August 4, 2021 | By Bronwen Largier

The Victorian State Government has released its report on the inquiry into the impact of the COVID-19 pandemic on the tourism and events industries, documenting many of the known industry issues, but also raising a few points that have the potential to reshape some elements of the industry which are often ignored.

What we were expecting

The report acknowledges the longer recovery faced by the events industry in comparison to tourism and addresses many of the issues which have been circling the industry since the beginning of the pandemic, including consumer confidence, skills losses and shortages, insurance, mental health impacts, lack of industry understanding and consultation and the need for ongoing financial support. It also documents issues with Victoria’s Public Event Framework including slow approvals and lack of communication.

It makes a recommendation for an urgent exploration of insurance options by the Victorian Government in collaboration with Victorian Managed Insurance Authority, the Insurance Council of Australia and the events industry, to mitigate the current vacuum for event cancellation insurance due to COVID-19, with specific consideration of a shared risk underwriting scheme.

The report recommends State Government advocacy of the Commonwealth Government for the resumption of JobKeeper for the events industry, targeted apprenticeship programs or subsidised courses to address skills shortages, increased mental health support for the sector, speedier timeframes for approvals required within Victoria’s Public Events Framework and better access to the Department of Jobs, Precincts and Regions’ Public Events Team for the industry, for support, advice and information.

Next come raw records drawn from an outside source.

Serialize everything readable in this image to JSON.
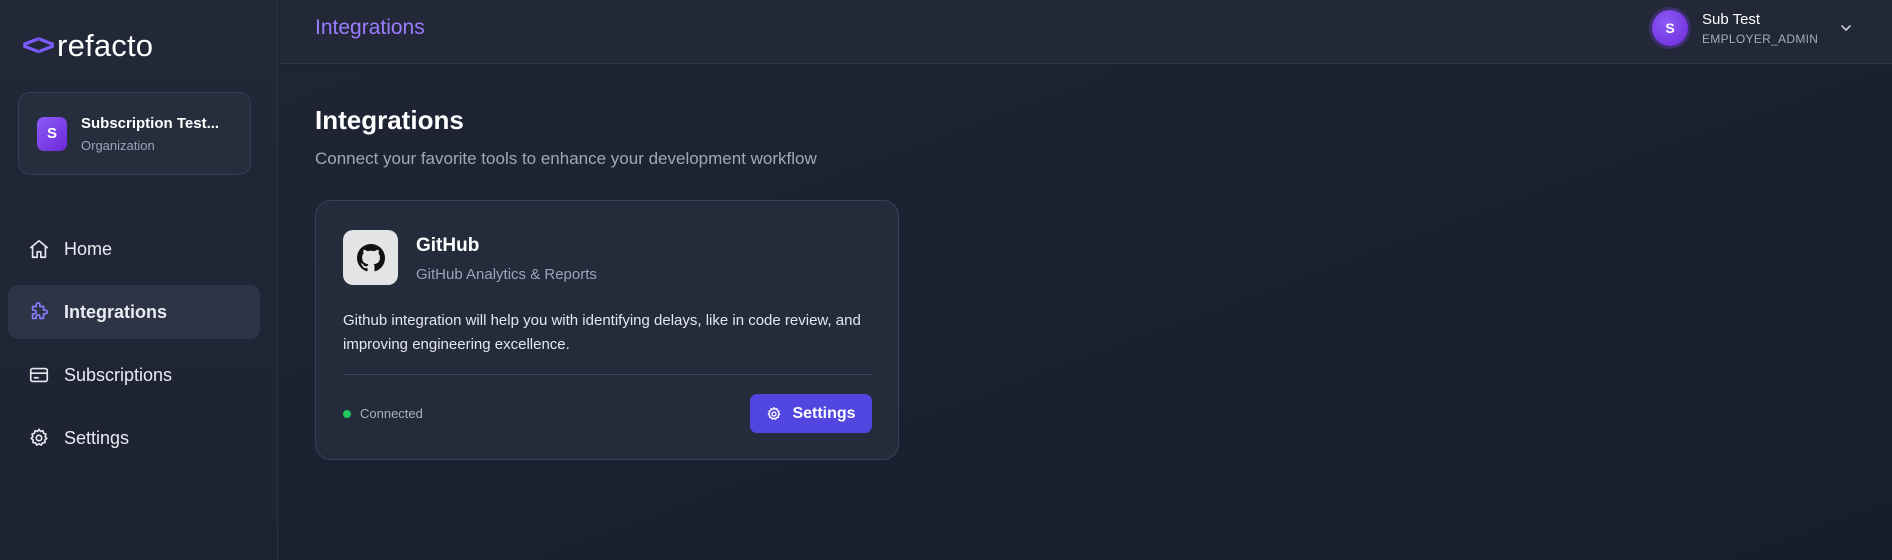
{
  "brand": {
    "mark": "<>",
    "name": "refacto"
  },
  "org": {
    "initial": "S",
    "name": "Subscription Test...",
    "role": "Organization"
  },
  "nav": {
    "items": [
      {
        "label": "Home",
        "icon": "home-icon",
        "active": false
      },
      {
        "label": "Integrations",
        "icon": "puzzle-icon",
        "active": true
      },
      {
        "label": "Subscriptions",
        "icon": "credit-card-icon",
        "active": false
      },
      {
        "label": "Settings",
        "icon": "gear-icon",
        "active": false
      }
    ]
  },
  "header": {
    "title": "Integrations",
    "user": {
      "initial": "S",
      "name": "Sub Test",
      "role": "EMPLOYER_ADMIN"
    }
  },
  "main": {
    "title": "Integrations",
    "subtitle": "Connect your favorite tools to enhance your development workflow",
    "integrations": [
      {
        "name": "GitHub",
        "subtitle": "GitHub Analytics & Reports",
        "description": "Github integration will help you with identifying delays, like in code review, and improving engineering excellence.",
        "status": "Connected",
        "button_label": "Settings"
      }
    ]
  },
  "colors": {
    "accent": "#7c5cff",
    "button": "#5147e0",
    "connected": "#22c55e",
    "background": "#1b2130"
  }
}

And some game changing surprises

Two somewhat unexpected issues raised during the inquiry have the potential to create meaningful change within the industry if they are acted on by Government and the industry itself.

The report noted that many of the industry’s stakeholders don’t feel represented by industry associations, which has been the elephant in the room for some time, given the vast majority of association activity focuses on the business events sector, with little resource to spare for public events. During the inquiry one of the government panel members even made the comment that the industry lacks a cohesiveness in representation, noting that there appeared to be many claiming to be the voice of the industry.

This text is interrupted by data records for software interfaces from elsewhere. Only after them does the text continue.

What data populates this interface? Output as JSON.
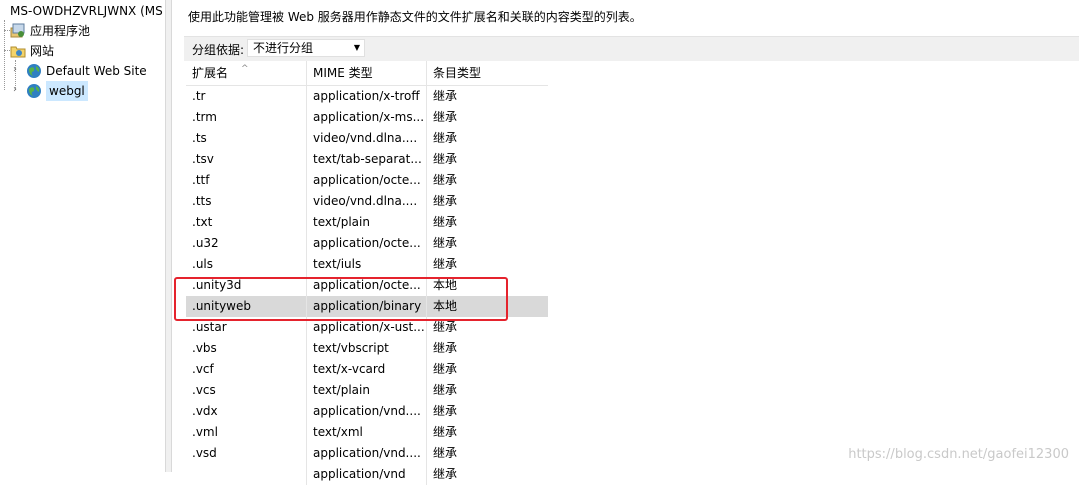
{
  "tree": {
    "root_label": "MS-OWDHZVRLJWNX (MS",
    "items": [
      {
        "label": "应用程序池",
        "icon": "app-pool-icon"
      },
      {
        "label": "网站",
        "icon": "sites-folder-icon"
      },
      {
        "label": "Default Web Site",
        "icon": "globe-icon"
      },
      {
        "label": "webgl",
        "icon": "globe-icon"
      }
    ]
  },
  "description": "使用此功能管理被 Web 服务器用作静态文件的文件扩展名和关联的内容类型的列表。",
  "group": {
    "label": "分组依据:",
    "value": "不进行分组"
  },
  "table": {
    "columns": [
      "扩展名",
      "MIME 类型",
      "条目类型"
    ],
    "rows": [
      [
        "",
        "",
        ""
      ],
      [
        ".tr",
        "application/x-troff",
        "继承"
      ],
      [
        ".trm",
        "application/x-ms...",
        "继承"
      ],
      [
        ".ts",
        "video/vnd.dlna....",
        "继承"
      ],
      [
        ".tsv",
        "text/tab-separat...",
        "继承"
      ],
      [
        ".ttf",
        "application/octe...",
        "继承"
      ],
      [
        ".tts",
        "video/vnd.dlna....",
        "继承"
      ],
      [
        ".txt",
        "text/plain",
        "继承"
      ],
      [
        ".u32",
        "application/octe...",
        "继承"
      ],
      [
        ".uls",
        "text/iuls",
        "继承"
      ],
      [
        ".unity3d",
        "application/octe...",
        "本地"
      ],
      [
        ".unityweb",
        "application/binary",
        "本地"
      ],
      [
        ".ustar",
        "application/x-ust...",
        "继承"
      ],
      [
        ".vbs",
        "text/vbscript",
        "继承"
      ],
      [
        ".vcf",
        "text/x-vcard",
        "继承"
      ],
      [
        ".vcs",
        "text/plain",
        "继承"
      ],
      [
        ".vdx",
        "application/vnd....",
        "继承"
      ],
      [
        ".vml",
        "text/xml",
        "继承"
      ],
      [
        ".vsd",
        "application/vnd....",
        "继承"
      ],
      [
        "",
        "application/vnd",
        "继承"
      ]
    ],
    "selected_row": 11
  },
  "watermark": "https://blog.csdn.net/gaofei12300",
  "colors": {
    "annotation": "#e5232d",
    "selected_row": "#d9d9d9",
    "tree_selected": "#cce8ff"
  }
}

The second potentially game changing finding and corresponding recommendation related to something the events industry has been struggling with for some time – the bundling together of the events and tourism industries and the visitation lens through which governments often view the events industry.

The report recommends the establishment of a specific “events industry taskforce” to “review and revise” consultation with the industry, including to recognise events separately from tourism, provide clarity around the scope of the sector and to give smaller businesses within the industry a greater voice.

Access the full report.